An ironic twist on the proverb, "jedem das Seine, mir das Meiste" ("to each his own, to me the most"), can be traced to Carl Zuckmayer's 1931 play, The Captain of Köpenick.

In 1937, the Nazis constructed the Buchenwald concentration camp, near Weimar, Germany. The motto Jedem das Seine was placed in the camp's main entrance gate.

Controversies[edit]

Several modern advertising campaigns in the German language, including ads for Nokia, REWE grocery stores, Burger King, and Merkur Bank have been marred by controversy after using the phrase Jedem das Seine or Jedem den Seinen.

An ExxonMobil ad campaign in January 2009 touted Tchibo coffee drinks at the company's Esso stores with the slogan Jedem den Seinen! The ads were withdrawn after protest from the Central Council of Jews in Germany, and a company spokesman said its advertising contractor had been unaware of the proverb's association with Nazism.[5]

In March 2009, a student group associated with the Christian Democratic Union used the slogan for an education campaign in North Rhine-Westphalia (Germany), but later withdrew it due to public outcry.[6]
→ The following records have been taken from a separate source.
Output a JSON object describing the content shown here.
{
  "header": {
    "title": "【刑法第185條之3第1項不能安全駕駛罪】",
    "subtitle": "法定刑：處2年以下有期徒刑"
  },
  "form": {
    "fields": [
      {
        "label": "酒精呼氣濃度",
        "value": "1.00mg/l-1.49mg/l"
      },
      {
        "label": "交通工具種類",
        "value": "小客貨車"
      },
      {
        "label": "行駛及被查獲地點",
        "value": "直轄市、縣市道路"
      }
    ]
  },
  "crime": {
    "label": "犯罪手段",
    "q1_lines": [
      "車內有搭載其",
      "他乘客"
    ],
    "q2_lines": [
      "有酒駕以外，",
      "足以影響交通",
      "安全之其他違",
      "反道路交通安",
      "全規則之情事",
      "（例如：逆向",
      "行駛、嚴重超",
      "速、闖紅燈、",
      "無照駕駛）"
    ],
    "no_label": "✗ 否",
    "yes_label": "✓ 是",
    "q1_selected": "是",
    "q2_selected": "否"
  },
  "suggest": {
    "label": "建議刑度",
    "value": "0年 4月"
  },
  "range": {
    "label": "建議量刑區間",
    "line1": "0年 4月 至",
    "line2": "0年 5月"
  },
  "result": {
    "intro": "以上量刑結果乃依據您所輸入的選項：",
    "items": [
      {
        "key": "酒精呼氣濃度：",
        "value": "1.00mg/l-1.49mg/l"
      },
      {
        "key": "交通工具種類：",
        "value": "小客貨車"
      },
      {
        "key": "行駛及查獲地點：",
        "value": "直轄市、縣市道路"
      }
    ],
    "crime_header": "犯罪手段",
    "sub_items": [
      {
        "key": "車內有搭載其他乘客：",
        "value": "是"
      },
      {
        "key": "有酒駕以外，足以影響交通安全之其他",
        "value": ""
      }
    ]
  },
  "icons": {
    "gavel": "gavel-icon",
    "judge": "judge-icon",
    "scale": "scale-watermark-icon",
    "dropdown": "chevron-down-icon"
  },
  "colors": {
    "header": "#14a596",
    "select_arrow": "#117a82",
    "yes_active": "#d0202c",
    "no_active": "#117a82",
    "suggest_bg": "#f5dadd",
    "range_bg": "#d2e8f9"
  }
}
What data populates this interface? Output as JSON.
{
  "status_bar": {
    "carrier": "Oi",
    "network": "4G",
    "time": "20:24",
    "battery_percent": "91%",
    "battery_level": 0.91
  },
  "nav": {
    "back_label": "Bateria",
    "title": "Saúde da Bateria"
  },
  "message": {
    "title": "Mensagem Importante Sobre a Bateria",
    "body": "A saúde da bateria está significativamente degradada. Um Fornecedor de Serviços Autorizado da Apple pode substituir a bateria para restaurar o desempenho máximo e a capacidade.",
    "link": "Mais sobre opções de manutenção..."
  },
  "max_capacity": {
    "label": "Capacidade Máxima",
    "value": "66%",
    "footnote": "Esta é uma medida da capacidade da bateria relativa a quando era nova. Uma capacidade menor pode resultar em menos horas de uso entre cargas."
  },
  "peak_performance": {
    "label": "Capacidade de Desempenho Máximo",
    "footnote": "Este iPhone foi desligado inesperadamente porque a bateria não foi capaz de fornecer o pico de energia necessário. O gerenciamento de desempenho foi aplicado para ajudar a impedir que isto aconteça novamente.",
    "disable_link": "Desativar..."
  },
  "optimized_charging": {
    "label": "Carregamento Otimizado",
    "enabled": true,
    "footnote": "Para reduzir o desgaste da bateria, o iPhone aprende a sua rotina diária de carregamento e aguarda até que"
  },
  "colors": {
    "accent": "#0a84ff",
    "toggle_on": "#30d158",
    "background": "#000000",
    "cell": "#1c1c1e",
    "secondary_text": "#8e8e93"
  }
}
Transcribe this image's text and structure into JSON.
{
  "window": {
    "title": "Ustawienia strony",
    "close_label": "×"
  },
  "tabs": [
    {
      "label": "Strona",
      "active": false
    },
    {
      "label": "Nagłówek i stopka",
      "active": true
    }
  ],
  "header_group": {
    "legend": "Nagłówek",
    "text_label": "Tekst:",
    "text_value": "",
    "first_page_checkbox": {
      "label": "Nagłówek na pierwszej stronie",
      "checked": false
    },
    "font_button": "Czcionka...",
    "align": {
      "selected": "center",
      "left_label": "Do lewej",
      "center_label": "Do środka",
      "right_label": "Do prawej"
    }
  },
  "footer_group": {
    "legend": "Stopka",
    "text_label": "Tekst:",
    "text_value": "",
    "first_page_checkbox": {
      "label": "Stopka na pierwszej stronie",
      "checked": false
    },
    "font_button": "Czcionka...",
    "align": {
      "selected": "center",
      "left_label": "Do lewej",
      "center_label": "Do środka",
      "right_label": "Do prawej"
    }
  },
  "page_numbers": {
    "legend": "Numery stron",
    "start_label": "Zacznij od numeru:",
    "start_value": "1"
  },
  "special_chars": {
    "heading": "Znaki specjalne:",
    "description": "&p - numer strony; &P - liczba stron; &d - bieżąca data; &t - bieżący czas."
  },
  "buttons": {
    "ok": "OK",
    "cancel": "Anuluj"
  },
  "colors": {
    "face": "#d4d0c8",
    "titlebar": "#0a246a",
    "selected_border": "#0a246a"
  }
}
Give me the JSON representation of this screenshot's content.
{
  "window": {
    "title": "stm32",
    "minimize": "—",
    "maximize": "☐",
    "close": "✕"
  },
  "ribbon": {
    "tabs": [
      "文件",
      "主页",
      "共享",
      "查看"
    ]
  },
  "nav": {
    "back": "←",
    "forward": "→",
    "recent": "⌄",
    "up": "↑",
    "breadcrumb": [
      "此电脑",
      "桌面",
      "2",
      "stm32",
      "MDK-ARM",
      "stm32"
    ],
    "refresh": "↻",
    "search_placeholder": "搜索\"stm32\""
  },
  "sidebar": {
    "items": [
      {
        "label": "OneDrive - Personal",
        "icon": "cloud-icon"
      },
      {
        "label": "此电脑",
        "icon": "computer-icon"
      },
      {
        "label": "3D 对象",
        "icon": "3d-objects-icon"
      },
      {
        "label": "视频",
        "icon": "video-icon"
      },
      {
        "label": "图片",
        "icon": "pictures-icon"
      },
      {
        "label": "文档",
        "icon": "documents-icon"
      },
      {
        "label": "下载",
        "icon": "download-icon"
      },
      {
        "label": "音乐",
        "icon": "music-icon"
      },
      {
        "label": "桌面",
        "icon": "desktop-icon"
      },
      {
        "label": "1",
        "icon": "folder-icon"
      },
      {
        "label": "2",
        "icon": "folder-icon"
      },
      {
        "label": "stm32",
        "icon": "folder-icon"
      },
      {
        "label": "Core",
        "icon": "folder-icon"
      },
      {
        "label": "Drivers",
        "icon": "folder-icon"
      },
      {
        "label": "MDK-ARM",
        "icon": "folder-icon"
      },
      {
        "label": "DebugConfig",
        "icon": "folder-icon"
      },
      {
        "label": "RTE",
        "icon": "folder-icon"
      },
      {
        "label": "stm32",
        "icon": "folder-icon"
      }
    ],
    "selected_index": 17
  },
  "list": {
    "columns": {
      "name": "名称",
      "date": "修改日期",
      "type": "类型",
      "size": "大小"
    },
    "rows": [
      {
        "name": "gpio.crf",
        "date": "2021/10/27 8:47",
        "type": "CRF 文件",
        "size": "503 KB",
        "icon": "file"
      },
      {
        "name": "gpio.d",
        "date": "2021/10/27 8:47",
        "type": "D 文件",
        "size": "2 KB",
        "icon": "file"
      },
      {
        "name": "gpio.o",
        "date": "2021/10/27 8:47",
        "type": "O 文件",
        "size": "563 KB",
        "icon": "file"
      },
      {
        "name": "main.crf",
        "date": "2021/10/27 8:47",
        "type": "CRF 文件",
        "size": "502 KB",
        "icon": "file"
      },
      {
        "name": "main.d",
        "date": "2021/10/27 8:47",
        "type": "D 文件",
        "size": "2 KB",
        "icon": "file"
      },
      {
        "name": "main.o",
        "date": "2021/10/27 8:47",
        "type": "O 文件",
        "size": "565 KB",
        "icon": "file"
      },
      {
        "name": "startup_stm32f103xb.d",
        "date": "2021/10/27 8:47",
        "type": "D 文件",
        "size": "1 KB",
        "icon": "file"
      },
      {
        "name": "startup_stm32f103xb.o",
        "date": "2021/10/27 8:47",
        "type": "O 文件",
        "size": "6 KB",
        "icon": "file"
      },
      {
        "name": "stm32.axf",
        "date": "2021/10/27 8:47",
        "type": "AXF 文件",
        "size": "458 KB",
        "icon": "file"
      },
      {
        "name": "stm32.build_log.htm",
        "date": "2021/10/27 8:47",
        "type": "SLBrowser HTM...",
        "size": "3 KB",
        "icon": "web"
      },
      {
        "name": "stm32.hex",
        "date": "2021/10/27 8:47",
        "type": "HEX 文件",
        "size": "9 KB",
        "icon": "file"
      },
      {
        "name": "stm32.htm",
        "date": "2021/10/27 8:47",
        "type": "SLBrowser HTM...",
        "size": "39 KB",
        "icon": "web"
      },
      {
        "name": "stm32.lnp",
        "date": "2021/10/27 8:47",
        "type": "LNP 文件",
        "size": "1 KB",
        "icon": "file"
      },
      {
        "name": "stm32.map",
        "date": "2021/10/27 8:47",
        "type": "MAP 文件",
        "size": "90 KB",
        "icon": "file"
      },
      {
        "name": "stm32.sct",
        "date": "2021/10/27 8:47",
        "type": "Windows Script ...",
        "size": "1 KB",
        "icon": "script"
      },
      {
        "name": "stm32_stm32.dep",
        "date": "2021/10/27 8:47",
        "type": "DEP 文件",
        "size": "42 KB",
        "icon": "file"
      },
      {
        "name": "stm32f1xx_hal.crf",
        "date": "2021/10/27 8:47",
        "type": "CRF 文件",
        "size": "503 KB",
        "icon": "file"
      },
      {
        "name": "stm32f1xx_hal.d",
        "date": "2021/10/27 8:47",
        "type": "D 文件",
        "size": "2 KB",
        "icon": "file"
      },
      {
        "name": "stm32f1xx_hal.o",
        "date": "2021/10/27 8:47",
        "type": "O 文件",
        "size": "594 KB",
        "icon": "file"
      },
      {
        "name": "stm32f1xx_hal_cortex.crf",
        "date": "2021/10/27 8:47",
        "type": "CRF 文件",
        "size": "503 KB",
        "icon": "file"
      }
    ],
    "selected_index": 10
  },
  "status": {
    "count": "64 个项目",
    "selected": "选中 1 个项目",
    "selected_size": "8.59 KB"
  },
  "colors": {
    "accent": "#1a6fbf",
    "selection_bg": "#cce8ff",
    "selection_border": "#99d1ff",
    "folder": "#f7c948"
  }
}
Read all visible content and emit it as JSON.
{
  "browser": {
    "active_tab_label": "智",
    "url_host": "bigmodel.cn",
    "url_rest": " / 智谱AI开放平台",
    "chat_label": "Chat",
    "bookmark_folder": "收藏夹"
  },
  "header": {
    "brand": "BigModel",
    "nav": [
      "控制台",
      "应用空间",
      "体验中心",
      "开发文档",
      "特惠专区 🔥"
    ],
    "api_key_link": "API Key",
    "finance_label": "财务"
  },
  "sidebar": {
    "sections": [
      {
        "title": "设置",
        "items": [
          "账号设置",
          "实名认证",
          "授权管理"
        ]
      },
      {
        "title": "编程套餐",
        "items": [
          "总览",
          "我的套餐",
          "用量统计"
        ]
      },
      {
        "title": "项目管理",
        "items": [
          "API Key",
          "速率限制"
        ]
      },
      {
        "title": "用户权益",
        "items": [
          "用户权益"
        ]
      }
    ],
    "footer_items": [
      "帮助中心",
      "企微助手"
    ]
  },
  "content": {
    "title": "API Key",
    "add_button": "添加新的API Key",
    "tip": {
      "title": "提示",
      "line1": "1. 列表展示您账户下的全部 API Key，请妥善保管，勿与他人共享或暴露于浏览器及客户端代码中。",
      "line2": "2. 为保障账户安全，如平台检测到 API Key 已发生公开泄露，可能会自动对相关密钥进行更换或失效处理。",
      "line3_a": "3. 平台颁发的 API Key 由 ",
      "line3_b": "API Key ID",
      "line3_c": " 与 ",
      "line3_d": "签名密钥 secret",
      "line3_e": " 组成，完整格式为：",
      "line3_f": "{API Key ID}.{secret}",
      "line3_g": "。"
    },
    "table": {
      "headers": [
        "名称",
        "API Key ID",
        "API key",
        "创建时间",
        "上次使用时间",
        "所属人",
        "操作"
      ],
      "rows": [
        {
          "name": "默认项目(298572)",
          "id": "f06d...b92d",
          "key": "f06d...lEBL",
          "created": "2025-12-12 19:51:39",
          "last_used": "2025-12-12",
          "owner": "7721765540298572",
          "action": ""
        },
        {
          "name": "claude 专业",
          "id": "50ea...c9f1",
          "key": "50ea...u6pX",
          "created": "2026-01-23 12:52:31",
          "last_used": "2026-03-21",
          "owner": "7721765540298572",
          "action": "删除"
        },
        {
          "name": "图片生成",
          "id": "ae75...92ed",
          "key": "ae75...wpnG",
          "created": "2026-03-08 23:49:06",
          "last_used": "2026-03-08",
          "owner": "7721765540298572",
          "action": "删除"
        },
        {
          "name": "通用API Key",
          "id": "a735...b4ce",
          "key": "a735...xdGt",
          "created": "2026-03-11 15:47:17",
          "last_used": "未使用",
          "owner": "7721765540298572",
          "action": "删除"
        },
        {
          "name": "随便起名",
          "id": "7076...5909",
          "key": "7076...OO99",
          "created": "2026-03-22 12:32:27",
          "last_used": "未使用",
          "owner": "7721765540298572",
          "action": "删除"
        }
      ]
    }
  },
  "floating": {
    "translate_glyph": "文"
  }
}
However, the German military police Feldjäger still uses the Latin variant suum cuique as its official motto. They refer to the Black Eagle Order instead of the Nazis, although the latter abused the motto in Buchenwald.

References[edit]

  1. ^ Luther, Martin (1569). Haußpostill Doc. Martin Luthers über die Sonntags unnd der fürnembsten Fest Evangelia durch das gantze Jar. Nürnberg: Ulrich Newber. p. 54. 
  2. ^ Spitta, Philipp (1899). Johann Sebastian Bach: his work and influence on the music of Germany, 1685-1750 1. London: Novello & Co. p. 555. 
  3. ^ Rochlitz, Friedrich (1803). Jedem das Seine. Lustspiel in einem Aufzuge. Züllichau: In der Darnmannschen Buchhandlung. 
  4. ^ Bernstein, Caroline (1832). Jedem das Seine! Original-Lustspiel in Versen und drei Aufzüge. ("E. Karoli," pseudonym). Iserlohn: W. Langewiesche. 
  5. ^ David Wroe, Petrol station used Nazi slogan on posters, The Telegraph, 14 January 2009.
  6. ^ jol, dpa/ddp Nazi Slogan: CDU stoppt Kampagne "Jedem das Seine", der Spiegel, 12 March 2009. (in German)

External links[edit]

  • Quotations related to Cicero at Wikiquote